As a general rule, whenever and wherever possible, try to maintain six feet of distance between yourself and others. This includes when you are waiting in line at an entrance screening station, waiting in line at the cafeteria and waiting to get on an elevator. Signs posted in each elevator lobby remind riders to limit the number of passengers to maintain safe distancing.
It is even more important to maintain distance when you are removing your mask to eat or drink in shared work spaces, such as break rooms and conference rooms, or at a table in the cafeteria.
At this time, in-person staff gatherings and meetings of more than 10 people should be avoided. Meetings of 10 people or less are allowed when proper masking and social distancing can be maintained. Gatherings or meetings involving more than 10 employees should take place virtually.
When it is not possible to maintain distance, wearing a mask is essential to protect you and those around you.
Hand hygiene is a top priority at Michigan Medicine as one of the key measures for preventing the spread of illness and infection.
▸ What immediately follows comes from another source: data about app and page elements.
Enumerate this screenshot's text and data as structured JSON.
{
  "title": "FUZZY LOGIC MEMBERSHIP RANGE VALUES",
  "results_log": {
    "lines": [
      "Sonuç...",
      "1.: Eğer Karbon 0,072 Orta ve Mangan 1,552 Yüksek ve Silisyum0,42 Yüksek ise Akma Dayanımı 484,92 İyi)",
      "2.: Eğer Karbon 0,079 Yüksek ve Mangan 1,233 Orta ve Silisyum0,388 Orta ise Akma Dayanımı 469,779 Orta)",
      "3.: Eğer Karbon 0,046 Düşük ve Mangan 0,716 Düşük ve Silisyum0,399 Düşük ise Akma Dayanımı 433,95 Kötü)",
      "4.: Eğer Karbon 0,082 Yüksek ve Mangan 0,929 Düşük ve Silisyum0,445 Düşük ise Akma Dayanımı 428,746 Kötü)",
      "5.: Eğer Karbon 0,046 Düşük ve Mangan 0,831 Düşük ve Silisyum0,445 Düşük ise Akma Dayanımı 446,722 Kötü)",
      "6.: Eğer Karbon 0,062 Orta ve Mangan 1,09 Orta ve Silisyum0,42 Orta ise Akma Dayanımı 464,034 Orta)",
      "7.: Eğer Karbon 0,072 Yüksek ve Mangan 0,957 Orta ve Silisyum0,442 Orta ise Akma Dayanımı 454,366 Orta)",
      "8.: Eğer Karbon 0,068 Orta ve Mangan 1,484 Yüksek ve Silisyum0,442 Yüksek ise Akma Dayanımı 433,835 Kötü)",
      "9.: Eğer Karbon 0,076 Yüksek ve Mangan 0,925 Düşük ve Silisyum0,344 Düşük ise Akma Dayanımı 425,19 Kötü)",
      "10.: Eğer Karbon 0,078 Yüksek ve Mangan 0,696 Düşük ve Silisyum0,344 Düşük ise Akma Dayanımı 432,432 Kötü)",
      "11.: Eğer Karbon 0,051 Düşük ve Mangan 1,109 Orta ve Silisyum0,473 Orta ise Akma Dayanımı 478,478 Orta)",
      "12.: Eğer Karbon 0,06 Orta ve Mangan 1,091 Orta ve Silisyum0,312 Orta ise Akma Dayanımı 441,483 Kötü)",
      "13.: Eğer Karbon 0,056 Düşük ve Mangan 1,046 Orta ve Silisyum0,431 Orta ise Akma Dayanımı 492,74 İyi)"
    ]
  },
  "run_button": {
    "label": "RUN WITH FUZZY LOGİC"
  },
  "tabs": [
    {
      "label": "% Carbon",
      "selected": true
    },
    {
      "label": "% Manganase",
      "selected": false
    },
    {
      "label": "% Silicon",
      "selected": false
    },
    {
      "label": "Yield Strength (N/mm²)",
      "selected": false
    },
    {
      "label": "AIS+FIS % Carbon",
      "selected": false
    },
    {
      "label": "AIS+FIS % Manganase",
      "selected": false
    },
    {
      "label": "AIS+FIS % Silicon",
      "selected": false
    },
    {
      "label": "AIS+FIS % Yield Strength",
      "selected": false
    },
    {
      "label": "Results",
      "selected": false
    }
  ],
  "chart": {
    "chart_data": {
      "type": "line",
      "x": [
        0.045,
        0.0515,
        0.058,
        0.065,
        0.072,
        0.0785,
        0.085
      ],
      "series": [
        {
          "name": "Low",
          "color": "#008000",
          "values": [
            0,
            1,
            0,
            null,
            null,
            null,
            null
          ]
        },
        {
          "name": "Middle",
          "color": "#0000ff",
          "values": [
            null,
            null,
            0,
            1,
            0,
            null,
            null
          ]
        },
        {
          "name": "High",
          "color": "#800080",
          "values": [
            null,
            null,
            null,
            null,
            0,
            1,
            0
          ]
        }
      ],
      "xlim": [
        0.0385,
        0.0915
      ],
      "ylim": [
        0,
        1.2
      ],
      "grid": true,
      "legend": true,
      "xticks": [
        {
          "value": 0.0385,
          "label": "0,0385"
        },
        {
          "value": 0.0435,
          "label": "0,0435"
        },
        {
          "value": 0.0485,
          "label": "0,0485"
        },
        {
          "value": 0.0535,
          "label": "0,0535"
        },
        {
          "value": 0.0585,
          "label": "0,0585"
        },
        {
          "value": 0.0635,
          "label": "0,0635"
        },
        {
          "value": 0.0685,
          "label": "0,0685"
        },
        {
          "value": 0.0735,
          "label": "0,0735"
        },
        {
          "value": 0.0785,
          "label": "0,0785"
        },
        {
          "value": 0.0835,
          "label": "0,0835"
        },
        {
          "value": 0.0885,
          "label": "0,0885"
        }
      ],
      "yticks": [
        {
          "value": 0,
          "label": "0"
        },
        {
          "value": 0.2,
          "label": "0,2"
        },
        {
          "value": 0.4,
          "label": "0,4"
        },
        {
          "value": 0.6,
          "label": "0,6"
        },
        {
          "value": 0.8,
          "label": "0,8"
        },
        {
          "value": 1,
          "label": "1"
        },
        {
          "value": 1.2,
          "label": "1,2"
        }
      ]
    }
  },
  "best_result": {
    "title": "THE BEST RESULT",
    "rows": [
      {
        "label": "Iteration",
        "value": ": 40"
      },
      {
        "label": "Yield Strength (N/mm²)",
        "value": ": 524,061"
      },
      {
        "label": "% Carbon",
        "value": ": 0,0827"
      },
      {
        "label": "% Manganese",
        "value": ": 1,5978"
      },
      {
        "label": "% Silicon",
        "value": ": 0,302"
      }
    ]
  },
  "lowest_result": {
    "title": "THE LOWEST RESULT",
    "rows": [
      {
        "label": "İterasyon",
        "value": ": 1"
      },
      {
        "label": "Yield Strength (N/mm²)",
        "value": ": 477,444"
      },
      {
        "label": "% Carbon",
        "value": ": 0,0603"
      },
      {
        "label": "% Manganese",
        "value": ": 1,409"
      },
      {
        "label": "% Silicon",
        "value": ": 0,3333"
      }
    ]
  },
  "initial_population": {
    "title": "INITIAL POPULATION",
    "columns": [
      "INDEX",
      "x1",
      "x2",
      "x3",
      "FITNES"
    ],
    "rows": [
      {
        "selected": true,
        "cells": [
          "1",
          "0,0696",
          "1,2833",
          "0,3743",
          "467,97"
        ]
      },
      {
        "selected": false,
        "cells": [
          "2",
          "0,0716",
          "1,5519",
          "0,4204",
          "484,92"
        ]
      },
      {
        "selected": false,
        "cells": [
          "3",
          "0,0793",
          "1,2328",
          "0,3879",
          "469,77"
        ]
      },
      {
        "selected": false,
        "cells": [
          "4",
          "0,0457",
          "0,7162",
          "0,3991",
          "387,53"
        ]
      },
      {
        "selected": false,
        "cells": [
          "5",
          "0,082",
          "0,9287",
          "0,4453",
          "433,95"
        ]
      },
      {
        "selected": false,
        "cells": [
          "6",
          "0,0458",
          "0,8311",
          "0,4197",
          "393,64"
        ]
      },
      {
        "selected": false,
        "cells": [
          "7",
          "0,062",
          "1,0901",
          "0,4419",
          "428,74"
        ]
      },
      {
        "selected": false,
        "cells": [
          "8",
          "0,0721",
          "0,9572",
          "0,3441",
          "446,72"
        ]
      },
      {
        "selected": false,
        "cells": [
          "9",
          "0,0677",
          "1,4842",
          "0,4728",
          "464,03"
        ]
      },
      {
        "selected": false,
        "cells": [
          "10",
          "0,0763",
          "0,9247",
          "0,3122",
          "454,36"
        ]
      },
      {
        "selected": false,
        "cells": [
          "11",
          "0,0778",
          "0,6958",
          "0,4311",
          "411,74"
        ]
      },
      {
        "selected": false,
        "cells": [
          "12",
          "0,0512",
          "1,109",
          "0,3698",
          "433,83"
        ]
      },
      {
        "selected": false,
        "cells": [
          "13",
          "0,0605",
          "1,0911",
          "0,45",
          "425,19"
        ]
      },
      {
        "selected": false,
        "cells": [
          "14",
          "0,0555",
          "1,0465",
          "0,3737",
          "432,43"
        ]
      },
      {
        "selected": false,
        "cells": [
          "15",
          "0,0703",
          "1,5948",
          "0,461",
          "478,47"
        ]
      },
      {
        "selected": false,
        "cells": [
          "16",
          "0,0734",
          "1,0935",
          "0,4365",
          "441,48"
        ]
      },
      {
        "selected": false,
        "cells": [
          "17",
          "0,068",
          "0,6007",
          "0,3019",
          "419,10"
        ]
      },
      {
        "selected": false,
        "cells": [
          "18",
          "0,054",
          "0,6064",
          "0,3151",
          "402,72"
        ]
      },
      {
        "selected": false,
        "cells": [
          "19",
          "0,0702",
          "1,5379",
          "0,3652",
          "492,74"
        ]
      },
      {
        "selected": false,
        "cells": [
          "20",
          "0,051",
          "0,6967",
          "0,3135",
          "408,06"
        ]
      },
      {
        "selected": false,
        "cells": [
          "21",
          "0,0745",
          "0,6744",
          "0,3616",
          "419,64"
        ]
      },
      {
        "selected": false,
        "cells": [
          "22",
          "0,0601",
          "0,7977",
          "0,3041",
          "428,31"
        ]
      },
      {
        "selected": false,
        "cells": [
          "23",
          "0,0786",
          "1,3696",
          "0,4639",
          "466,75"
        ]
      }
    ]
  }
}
Faculty and staff know its significance and many areas have been recognized for maintaining high levels of compliance over time.
The importance of washing hands with soap and water for at least 20 seconds, and using alcohol-based hand sanitizer when you can’t wash your hands, is a message that has been shared far and wide by the CDC in their efforts to prevent the spread of COVID-19.
Practicing proper hand hygiene is something we can all do to keep ourselves and others safe, at work, at home and in the community.
Last month, Michigan Medicine launched an online self-screening tool for employees to use at home each day before leaving for work. The new mobile tool was developed to replace verbal health screenings and to avoid bottlenecks at employee entrance points.
The tool, which can be accessed via smartphone on the website healthscreen.umich.edu, asks questions about symptoms, risk factors, job function, household exposure and international travel. Based on your responses, you will either see a green screen with a check mark indicating that you can proceed through the screening point and report to work, or a red screen indicating that you should stay home and contact OHS.
All employees working on-site are urged to make the self-screening tool part of their daily routine. Staffing at the entry check points will soon decrease as Michigan Medicine Security and DPSS staff begin returning to their previous roles. Using the self-screening tool will be even more important to streamline entrance screenings and avoid crowding and delays.
Simple steps to protect lives
Taking the steps above to protect others is a responsibility we all share. Not doing these simple things goes against the very purpose we serve.
The threat of COVID-19 is far from over and we will be facing the challenges it brings for many months — if not years — to come. We are asking every Michigan Medicine employee to embrace the power of prevention and practice safe behaviors every day, at work and in the community, to protect our patients, our visitors and each other.
Together, let’s continue to save lives.